# [Records for the exercise]

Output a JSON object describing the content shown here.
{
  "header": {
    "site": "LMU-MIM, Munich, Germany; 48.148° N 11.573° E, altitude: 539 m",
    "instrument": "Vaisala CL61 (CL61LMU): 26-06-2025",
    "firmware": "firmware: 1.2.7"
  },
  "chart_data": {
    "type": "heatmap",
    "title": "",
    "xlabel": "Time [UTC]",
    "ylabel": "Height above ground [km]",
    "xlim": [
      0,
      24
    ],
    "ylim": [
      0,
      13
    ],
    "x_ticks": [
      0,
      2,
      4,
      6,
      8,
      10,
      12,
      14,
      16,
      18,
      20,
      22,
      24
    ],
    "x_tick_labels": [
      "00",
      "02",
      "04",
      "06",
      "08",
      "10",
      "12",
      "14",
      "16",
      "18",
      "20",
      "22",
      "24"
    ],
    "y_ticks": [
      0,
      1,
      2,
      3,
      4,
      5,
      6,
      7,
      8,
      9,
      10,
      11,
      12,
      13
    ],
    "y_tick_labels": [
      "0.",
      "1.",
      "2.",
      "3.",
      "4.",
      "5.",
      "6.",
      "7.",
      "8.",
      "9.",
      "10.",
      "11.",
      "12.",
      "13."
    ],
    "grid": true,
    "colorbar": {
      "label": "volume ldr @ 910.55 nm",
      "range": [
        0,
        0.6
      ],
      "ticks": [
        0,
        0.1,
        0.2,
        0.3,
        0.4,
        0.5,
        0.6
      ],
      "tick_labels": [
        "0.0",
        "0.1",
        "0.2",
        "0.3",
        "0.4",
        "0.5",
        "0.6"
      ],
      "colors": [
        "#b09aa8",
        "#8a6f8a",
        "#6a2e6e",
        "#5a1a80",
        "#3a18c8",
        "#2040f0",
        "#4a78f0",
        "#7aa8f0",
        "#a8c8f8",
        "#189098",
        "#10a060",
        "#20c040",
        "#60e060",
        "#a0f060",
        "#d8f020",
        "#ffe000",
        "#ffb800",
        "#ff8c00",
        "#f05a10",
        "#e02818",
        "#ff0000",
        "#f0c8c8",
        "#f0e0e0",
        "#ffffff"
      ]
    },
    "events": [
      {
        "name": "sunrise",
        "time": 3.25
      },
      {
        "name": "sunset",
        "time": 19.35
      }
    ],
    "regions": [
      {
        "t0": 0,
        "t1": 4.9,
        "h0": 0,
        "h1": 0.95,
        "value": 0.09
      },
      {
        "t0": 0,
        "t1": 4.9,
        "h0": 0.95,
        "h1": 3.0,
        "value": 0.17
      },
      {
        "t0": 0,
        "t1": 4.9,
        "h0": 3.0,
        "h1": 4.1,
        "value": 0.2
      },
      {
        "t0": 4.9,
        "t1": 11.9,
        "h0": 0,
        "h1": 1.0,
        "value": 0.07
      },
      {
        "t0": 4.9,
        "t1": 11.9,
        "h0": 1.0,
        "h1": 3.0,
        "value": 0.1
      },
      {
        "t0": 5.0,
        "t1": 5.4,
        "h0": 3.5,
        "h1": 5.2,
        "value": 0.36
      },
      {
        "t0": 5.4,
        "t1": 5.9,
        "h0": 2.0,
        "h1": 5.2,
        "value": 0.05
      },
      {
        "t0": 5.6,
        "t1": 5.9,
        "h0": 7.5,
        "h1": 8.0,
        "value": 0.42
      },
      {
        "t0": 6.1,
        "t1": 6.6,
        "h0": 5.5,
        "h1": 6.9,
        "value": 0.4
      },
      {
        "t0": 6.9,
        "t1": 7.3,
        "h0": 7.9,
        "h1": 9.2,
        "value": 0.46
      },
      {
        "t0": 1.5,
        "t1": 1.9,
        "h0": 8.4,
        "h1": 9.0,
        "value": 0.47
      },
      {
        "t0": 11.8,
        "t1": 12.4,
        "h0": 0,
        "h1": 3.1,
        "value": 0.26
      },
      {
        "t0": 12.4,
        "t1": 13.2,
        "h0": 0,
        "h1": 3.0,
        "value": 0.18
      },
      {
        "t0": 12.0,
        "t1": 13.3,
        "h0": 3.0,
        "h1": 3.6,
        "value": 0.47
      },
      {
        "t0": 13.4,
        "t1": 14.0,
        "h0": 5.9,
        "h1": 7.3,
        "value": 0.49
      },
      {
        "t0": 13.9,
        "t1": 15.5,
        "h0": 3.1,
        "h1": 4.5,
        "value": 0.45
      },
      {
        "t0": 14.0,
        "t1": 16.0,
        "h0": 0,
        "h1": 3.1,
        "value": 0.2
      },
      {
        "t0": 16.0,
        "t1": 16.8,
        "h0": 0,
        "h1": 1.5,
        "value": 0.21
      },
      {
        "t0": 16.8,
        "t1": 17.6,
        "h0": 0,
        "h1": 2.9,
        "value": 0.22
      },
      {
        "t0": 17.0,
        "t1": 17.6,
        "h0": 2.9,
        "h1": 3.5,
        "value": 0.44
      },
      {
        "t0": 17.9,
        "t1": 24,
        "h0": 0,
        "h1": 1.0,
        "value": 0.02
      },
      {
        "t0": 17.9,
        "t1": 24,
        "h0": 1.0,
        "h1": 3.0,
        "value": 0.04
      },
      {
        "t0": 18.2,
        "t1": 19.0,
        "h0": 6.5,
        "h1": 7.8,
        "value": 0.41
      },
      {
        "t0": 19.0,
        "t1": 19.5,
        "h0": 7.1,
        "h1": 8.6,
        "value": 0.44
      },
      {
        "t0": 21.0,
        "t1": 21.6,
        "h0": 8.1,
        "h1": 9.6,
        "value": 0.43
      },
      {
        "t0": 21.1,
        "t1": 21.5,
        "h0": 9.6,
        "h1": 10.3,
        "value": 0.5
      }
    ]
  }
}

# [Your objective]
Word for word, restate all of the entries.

# [Task output]
Output a JSON object describing the content shown here.
{
  "header": {
    "site": "LMU-MIM, Munich, Germany; 48.148° N 11.573° E, altitude: 539 m",
    "instrument": "Vaisala CL61 (CL61LMU): 26-06-2025",
    "firmware": "firmware: 1.2.7"
  },
  "chart_data": {
    "type": "heatmap",
    "title": "",
    "xlabel": "Time [UTC]",
    "ylabel": "Height above ground [km]",
    "xlim": [
      0,
      24
    ],
    "ylim": [
      0,
      13
    ],
    "x_ticks": [
      0,
      2,
      4,
      6,
      8,
      10,
      12,
      14,
      16,
      18,
      20,
      22,
      24
    ],
    "x_tick_labels": [
      "00",
      "02",
      "04",
      "06",
      "08",
      "10",
      "12",
      "14",
      "16",
      "18",
      "20",
      "22",
      "24"
    ],
    "y_ticks": [
      0,
      1,
      2,
      3,
      4,
      5,
      6,
      7,
      8,
      9,
      10,
      11,
      12,
      13
    ],
    "y_tick_labels": [
      "0.",
      "1.",
      "2.",
      "3.",
      "4.",
      "5.",
      "6.",
      "7.",
      "8.",
      "9.",
      "10.",
      "11.",
      "12.",
      "13."
    ],
    "grid": true,
    "colorbar": {
      "label": "volume ldr @ 910.55 nm",
      "range": [
        0,
        0.6
      ],
      "ticks": [
        0,
        0.1,
        0.2,
        0.3,
        0.4,
        0.5,
        0.6
      ],
      "tick_labels": [
        "0.0",
        "0.1",
        "0.2",
        "0.3",
        "0.4",
        "0.5",
        "0.6"
      ],
      "colors": [
        "#b09aa8",
        "#8a6f8a",
        "#6a2e6e",
        "#5a1a80",
        "#3a18c8",
        "#2040f0",
        "#4a78f0",
        "#7aa8f0",
        "#a8c8f8",
        "#189098",
        "#10a060",
        "#20c040",
        "#60e060",
        "#a0f060",
        "#d8f020",
        "#ffe000",
        "#ffb800",
        "#ff8c00",
        "#f05a10",
        "#e02818",
        "#ff0000",
        "#f0c8c8",
        "#f0e0e0",
        "#ffffff"
      ]
    },
    "events": [
      {
        "name": "sunrise",
        "time": 3.25
      },
      {
        "name": "sunset",
        "time": 19.35
      }
    ],
    "regions": [
      {
        "t0": 0,
        "t1": 4.9,
        "h0": 0,
        "h1": 0.95,
        "value": 0.09
      },
      {
        "t0": 0,
        "t1": 4.9,
        "h0": 0.95,
        "h1": 3.0,
        "value": 0.17
      },
      {
        "t0": 0,
        "t1": 4.9,
        "h0": 3.0,
        "h1": 4.1,
        "value": 0.2
      },
      {
        "t0": 4.9,
        "t1": 11.9,
        "h0": 0,
        "h1": 1.0,
        "value": 0.07
      },
      {
        "t0": 4.9,
        "t1": 11.9,
        "h0": 1.0,
        "h1": 3.0,
        "value": 0.1
      },
      {
        "t0": 5.0,
        "t1": 5.4,
        "h0": 3.5,
        "h1": 5.2,
        "value": 0.36
      },
      {
        "t0": 5.4,
        "t1": 5.9,
        "h0": 2.0,
        "h1": 5.2,
        "value": 0.05
      },
      {
        "t0": 5.6,
        "t1": 5.9,
        "h0": 7.5,
        "h1": 8.0,
        "value": 0.42
      },
      {
        "t0": 6.1,
        "t1": 6.6,
        "h0": 5.5,
        "h1": 6.9,
        "value": 0.4
      },
      {
        "t0": 6.9,
        "t1": 7.3,
        "h0": 7.9,
        "h1": 9.2,
        "value": 0.46
      },
      {
        "t0": 1.5,
        "t1": 1.9,
        "h0": 8.4,
        "h1": 9.0,
        "value": 0.47
      },
      {
        "t0": 11.8,
        "t1": 12.4,
        "h0": 0,
        "h1": 3.1,
        "value": 0.26
      },
      {
        "t0": 12.4,
        "t1": 13.2,
        "h0": 0,
        "h1": 3.0,
        "value": 0.18
      },
      {
        "t0": 12.0,
        "t1": 13.3,
        "h0": 3.0,
        "h1": 3.6,
        "value": 0.47
      },
      {
        "t0": 13.4,
        "t1": 14.0,
        "h0": 5.9,
        "h1": 7.3,
        "value": 0.49
      },
      {
        "t0": 13.9,
        "t1": 15.5,
        "h0": 3.1,
        "h1": 4.5,
        "value": 0.45
      },
      {
        "t0": 14.0,
        "t1": 16.0,
        "h0": 0,
        "h1": 3.1,
        "value": 0.2
      },
      {
        "t0": 16.0,
        "t1": 16.8,
        "h0": 0,
        "h1": 1.5,
        "value": 0.21
      },
      {
        "t0": 16.8,
        "t1": 17.6,
        "h0": 0,
        "h1": 2.9,
        "value": 0.22
      },
      {
        "t0": 17.0,
        "t1": 17.6,
        "h0": 2.9,
        "h1": 3.5,
        "value": 0.44
      },
      {
        "t0": 17.9,
        "t1": 24,
        "h0": 0,
        "h1": 1.0,
        "value": 0.02
      },
      {
        "t0": 17.9,
        "t1": 24,
        "h0": 1.0,
        "h1": 3.0,
        "value": 0.04
      },
      {
        "t0": 18.2,
        "t1": 19.0,
        "h0": 6.5,
        "h1": 7.8,
        "value": 0.41
      },
      {
        "t0": 19.0,
        "t1": 19.5,
        "h0": 7.1,
        "h1": 8.6,
        "value": 0.44
      },
      {
        "t0": 21.0,
        "t1": 21.6,
        "h0": 8.1,
        "h1": 9.6,
        "value": 0.43
      },
      {
        "t0": 21.1,
        "t1": 21.5,
        "h0": 9.6,
        "h1": 10.3,
        "value": 0.5
      }
    ]
  }
}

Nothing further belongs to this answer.